Part 3 of a Series: The Realities of Hospice

In this third and final part of my series on hospice, I want to share with you the realities of what this type of specialized medical care can provide to people at the end of their lives.

I’ve been fortunate to have a variety of hospice companies come to Country Home Assisted Living in Parker, Colorado, to provide the additional support an assisted living facility needs for residents as they near their end.

Whether it’s a nurse, doctor, aide, social worker or clergy member, hospice team members walk in the door at Country Home with a large degree of concern, but also with comforting and assuring smiles on their faces.

Because they are so well trained to identify and deal with end-of-life issues, it is truly a wonderful service that they provide. And it’s a service that doesn’t cost anything. It is covered by Medicare, Medicaid and most insurance plans.

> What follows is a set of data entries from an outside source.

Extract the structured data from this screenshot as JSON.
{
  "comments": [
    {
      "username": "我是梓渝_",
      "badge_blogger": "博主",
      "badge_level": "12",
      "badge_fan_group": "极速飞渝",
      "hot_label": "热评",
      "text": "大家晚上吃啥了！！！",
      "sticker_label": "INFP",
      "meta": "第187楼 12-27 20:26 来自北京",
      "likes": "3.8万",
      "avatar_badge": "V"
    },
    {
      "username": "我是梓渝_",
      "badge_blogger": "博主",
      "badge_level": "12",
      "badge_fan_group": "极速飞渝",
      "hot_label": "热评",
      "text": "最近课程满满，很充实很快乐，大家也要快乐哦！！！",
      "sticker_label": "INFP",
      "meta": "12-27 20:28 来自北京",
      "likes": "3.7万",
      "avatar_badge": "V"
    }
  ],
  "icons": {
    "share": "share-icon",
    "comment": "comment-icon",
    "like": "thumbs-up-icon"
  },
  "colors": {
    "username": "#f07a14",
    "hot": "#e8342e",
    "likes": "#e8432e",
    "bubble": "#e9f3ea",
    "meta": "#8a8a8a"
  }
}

The hospice teams focus on comfort, pain relief and symptom management. They do not try to cure the disease or terminal illness. Their main focus is to make sure the Country Home resident is comfortable and adequately medicated to remain free of pain.

They are available 24/7 for any need that arises. They also will order special equipment that might be needed as a resident’s abilities continue to dwindle, such as wheelchairs or oxygen concentrators.

They also provide emotional and spiritual support for all of our residents, their families and even Country Home caregivers as they watch someone they have lived with for months or years end their life journey. Their goal is to ease anxiety and fears so that everyone can be as at peace with death as possible.

For residents of an assisted living facility, this can be a trying time. They know they’re old and know it is going to happen to them too. With hospice professionals by our side, we do our best to keep them updated about each individual’s situation. We let them say their goodbyes.

And we certainly give them options as to whether they want to see their friend before they pass or would prefer to remember them as they were months earlier. The social workers with hospice help us with all of that.

Not only do they provide this service for the months leading up to a death, but they also follow-up afterwards. They are in contact with us months after a death to see if any other resident would like to talk to someone – whether a social worker or clergy member.

They make a very difficult situation much more tolerable. I simply can’t thank them enough for helping us through these trying times.  And I’m always grateful that hospice allows our residents to pass away peacefully at their home at Country Home Assisted Living instead of a cold, friendless hospital room.

To read more about hospice, click on the first and second parts of this series.